Each year, City Planner Richard Osborne said, the commission highlights projects within its jurisdiction that are good examples of historic preservation or improvement work in order to celebrate May as National Historic Preservation Month. Ordinarily the commission would honor a commercial and a residential project, but in 2014 two commercial projects stood out.
“There were two excellent improvement awards ... those projects just stood up head and shoulders above the others,” Osborne said.
Sprague said he and his family did all the work on the 120 S. Gilmer St. building that now houses his restaurant, Louie’s Cafe. Winning the award was flattering, he added.
“We’ve been in business for four years and it’s kind of the first award we’ve ever won. So it was exciting to win one. I designed and built it. I did all of the design and construction work, so to get the recognition for it was very rewarding,” Sprague said.

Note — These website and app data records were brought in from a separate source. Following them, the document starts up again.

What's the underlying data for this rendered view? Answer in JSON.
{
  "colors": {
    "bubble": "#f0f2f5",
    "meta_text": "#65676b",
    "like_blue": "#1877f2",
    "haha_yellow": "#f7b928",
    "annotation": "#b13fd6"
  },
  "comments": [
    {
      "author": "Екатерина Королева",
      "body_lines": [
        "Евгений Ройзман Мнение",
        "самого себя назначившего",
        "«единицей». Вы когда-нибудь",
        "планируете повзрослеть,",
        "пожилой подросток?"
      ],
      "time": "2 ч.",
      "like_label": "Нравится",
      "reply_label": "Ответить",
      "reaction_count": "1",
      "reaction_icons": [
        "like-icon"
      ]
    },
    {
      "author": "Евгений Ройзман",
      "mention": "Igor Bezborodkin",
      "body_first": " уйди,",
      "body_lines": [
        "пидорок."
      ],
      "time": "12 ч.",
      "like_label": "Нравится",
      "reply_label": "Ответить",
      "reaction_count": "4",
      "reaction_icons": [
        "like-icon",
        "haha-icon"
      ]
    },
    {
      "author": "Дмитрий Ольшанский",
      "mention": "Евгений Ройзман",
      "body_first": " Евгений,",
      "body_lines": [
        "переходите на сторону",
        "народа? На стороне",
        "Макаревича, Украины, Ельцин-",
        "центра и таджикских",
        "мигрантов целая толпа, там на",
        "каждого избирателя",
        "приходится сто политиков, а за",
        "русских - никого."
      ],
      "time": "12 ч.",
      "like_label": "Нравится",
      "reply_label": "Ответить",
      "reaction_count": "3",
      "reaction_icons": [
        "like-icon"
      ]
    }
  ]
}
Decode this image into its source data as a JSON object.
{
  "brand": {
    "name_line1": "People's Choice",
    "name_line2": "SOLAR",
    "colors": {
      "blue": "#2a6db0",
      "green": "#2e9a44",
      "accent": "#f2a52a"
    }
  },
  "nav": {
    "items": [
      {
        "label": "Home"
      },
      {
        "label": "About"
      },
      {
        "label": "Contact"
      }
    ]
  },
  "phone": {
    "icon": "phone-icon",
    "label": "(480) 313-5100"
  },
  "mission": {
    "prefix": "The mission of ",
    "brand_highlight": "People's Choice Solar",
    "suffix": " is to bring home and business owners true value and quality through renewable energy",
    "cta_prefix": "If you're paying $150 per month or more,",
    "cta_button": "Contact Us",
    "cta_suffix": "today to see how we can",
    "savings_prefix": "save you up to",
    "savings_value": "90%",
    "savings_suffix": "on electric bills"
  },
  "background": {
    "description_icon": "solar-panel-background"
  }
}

When Sprague began considering moving his restaurant from its former location on Joe Frank Harris Parkway in the Goodwill shopping center, he looked at the small building on Tennessee Street that once housed the Johnny Mitchell’s Express restaurant. Although he thought the location was too small, with too little parking, Sprague later found out he could acquire the building next to it.
“I’m the kind of guy — I just look around to try to figure out how things work and I said, ‘Well if I join these two buildings together we could use the one building as a kitchen and one building as a dining room and we’d have the parking lot out across Mission Tire,’” he said.
The dining area, according to Osborne, was once used for various automotive applications and later restaurant and office spaces. The structure dates back to the 1920s, at least.
“We’ve got access to [a] fire insurance map from the 1920s showing that that building was there at least from 1927 and most likely before then. ... But really just taking down the covered up area and showing those windows, doing so much outside and inside work, was just a labor of love for sure for Will and his wife,” Osborne said.
The windows facing Gilmer Street and the intersection of Tennessee, Leake and Gilmer streets, had always been part of the building, Sprague said.
“The windows were there. They were actually behind that old vinyl siding that had been there for years — we figure sometime in the early 1980s,” he said. “The frames were there. The windows — a lot of glass was broken. There was a lot of paint on the windows where people had like blacked them out for various things.
“We wanted to use the windows because it’s a beautiful facade to have the windows up. So we cleaned out the windows, wire brushed all of them. I used automotive paint, you know, painted them back up and had a glass guy come in and put the glass back in it.”
Sprague said he wanted to keep as much of the building as original as possible, though he did have to add an interior divider to compensate for an uneven floor created after years of concrete pourings.
“We just wanted to keep it open, try to keep as much original stuff as possible. The wall in the back is over 100 years old. We don’t know exactly when it was built, but we figure somewhere around 1900. The ceiling in there is the original ceiling. That was originally a carriage house from what they tell me at the historical preservation society,” Sprague said.
The property at 123 W. Main St. restored by Goss was once a probation office, and was in need of repair, Osborne said, due to water damage on its outer wall.
“The inside and out of that space is just amazing. The difference of what it was, in particular the side wall that had a lot of damage to it was just a night and day change to the brick facade that’s on there now. People driving up and down Main Street have a lot better view of it,” he said.
Awarding Sprague’s and Goss’ projects was a good way to kick off the city’s celebration of National Historic Preservation Month, Osborne said. He believed such celebrations were necessary in order to help preserve Cartersville’s downtown and contribute to economic growth.
“It’s difficult and expensive to create a brand-new downtown. Some Atlanta suburbs have done that over the last 20 years with mixed results, depending if you’re in Cobb County or Gwinnett County or other places. Cartersville is lucky and blessed to have a downtown that’s been kept up over the years and particularly the 1990s when people like John Lewis have taken huge steps to privately improve downtown,” he said. “The renovation and resurgence of downtown for being a seven-days-a-week operation and operating just as much at night as it is the daytime, that’s the goal of the private merchants, the Downtown Development Authority, and the city of Cartersville wants to do what we can to encourage continued economic development growth downtown. Historic preservation is one more tool to help economic development for the downtown area.”
Today the city will host a meet and greet for the commercial and residential property owners in the city’s local historic districts. Those who own property in the Cherokee-Cassville, Downtown Business District, Granger Hill, Olde Town and West End historic districts are invited to the meet and greet at 6 p.m. at the Cartersville Civic Center, 435 W. Main St. City Attorney David Archer is slated to speak about the history of Cartersville, while Goss will talk about the upcoming Spring Ramble that is coming the weekend of May 17.